== Try it ==
When the string "content" appears in a line of the records, show the whole line.

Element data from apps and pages
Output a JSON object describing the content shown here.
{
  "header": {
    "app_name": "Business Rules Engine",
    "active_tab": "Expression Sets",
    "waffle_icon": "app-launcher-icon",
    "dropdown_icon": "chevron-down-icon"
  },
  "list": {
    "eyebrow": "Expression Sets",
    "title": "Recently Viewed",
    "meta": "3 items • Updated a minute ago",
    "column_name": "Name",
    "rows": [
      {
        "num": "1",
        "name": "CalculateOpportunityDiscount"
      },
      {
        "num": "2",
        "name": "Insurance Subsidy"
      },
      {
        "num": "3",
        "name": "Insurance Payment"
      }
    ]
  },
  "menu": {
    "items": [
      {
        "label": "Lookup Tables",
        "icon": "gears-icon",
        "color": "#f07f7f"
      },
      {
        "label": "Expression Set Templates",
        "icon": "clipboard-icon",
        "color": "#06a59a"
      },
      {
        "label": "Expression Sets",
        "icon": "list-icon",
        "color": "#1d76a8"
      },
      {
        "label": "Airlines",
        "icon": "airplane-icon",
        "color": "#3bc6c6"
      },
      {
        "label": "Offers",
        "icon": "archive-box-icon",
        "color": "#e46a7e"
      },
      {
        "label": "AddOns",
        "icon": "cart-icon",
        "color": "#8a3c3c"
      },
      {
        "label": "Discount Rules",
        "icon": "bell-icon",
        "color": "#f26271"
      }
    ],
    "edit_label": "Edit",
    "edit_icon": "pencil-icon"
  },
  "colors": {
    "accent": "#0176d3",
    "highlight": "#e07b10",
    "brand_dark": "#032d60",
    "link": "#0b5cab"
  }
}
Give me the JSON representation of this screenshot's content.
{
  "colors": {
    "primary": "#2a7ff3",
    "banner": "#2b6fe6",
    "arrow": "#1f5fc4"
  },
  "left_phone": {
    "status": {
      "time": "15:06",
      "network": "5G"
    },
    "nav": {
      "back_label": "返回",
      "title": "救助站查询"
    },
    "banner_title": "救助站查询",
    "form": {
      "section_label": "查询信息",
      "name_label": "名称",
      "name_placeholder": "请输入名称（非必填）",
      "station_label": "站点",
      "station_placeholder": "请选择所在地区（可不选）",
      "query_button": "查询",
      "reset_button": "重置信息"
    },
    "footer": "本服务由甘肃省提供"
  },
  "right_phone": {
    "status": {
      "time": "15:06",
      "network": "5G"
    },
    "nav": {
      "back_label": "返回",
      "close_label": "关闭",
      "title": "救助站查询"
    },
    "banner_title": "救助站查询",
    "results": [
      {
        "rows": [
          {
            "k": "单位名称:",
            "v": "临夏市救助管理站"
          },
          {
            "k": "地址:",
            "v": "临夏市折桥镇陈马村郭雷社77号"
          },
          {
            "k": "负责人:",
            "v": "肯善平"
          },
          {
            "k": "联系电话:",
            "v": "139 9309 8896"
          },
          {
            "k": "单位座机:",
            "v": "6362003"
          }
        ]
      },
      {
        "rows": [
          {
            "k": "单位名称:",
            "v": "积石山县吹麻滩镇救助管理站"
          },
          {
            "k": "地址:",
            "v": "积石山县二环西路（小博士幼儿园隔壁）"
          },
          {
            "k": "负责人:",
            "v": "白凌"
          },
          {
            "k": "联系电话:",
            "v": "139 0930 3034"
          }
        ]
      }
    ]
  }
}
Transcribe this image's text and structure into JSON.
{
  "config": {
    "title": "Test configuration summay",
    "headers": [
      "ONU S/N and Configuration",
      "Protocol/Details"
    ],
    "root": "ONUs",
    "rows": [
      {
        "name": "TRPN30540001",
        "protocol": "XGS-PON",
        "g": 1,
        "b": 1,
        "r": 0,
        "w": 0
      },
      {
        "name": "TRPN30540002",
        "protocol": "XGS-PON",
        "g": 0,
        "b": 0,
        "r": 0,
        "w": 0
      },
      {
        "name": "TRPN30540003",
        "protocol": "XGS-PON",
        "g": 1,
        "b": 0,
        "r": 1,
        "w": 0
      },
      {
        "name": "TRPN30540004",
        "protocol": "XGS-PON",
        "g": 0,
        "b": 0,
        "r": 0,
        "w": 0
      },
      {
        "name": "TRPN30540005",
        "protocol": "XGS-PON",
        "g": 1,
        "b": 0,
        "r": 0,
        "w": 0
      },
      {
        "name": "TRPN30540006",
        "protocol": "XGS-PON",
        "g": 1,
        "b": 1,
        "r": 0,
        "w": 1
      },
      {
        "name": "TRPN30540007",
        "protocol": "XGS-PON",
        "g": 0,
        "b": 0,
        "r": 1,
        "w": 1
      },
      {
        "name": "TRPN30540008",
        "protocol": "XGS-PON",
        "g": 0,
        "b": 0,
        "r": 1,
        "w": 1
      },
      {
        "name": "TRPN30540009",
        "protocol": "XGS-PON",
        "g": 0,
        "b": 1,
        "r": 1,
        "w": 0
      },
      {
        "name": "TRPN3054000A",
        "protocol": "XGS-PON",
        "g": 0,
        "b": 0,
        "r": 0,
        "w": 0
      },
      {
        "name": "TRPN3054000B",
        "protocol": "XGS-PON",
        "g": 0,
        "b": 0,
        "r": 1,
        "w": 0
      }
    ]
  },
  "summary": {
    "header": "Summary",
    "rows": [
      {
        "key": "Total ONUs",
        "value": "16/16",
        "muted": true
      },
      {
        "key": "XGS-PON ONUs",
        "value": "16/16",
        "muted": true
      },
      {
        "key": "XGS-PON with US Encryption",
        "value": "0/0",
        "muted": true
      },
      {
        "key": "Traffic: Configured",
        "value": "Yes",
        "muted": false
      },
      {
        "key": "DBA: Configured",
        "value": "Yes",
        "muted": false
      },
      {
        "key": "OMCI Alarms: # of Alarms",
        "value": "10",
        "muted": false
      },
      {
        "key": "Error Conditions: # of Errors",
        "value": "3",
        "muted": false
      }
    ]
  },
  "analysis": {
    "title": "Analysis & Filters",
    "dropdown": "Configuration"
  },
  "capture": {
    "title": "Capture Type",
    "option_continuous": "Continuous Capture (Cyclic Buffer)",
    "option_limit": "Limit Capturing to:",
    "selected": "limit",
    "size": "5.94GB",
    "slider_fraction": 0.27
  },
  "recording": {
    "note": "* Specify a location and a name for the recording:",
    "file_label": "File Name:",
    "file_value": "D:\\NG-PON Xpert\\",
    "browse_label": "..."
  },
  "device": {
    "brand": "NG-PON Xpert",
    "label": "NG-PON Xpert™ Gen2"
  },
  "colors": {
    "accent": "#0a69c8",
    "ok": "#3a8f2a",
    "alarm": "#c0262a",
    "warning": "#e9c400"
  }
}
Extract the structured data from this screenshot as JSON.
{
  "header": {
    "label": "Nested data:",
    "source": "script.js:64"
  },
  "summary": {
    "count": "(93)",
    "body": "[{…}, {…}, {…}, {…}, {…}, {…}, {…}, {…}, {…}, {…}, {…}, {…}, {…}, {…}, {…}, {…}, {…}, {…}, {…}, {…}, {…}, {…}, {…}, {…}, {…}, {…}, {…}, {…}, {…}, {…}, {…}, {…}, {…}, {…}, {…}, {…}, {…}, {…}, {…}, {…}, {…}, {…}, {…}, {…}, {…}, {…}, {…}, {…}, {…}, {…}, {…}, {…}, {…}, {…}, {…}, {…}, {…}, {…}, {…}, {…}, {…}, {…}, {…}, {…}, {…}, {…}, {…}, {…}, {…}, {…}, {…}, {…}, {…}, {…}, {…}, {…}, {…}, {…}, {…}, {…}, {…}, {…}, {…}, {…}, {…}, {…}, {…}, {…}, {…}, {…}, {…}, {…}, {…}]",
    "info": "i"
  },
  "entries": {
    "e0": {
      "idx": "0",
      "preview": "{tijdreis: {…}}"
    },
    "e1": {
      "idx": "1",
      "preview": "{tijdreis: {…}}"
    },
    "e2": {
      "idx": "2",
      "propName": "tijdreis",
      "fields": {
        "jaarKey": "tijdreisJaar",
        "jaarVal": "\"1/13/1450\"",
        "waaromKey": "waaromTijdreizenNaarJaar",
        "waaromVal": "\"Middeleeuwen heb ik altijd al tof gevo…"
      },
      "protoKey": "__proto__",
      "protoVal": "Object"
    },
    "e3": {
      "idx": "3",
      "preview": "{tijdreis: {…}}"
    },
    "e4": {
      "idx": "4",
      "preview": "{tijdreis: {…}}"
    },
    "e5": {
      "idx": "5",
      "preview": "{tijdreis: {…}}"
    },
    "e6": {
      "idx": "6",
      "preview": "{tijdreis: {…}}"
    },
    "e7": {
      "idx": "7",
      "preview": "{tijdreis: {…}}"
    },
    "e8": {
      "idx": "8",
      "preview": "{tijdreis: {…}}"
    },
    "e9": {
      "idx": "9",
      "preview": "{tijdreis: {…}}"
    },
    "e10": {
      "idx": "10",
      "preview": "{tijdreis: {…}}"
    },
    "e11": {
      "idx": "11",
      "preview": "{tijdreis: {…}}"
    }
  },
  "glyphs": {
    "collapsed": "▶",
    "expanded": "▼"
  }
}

== Response area ==
Output a JSON object describing the content shown here.
Give me the JSON representation of this screenshot's content.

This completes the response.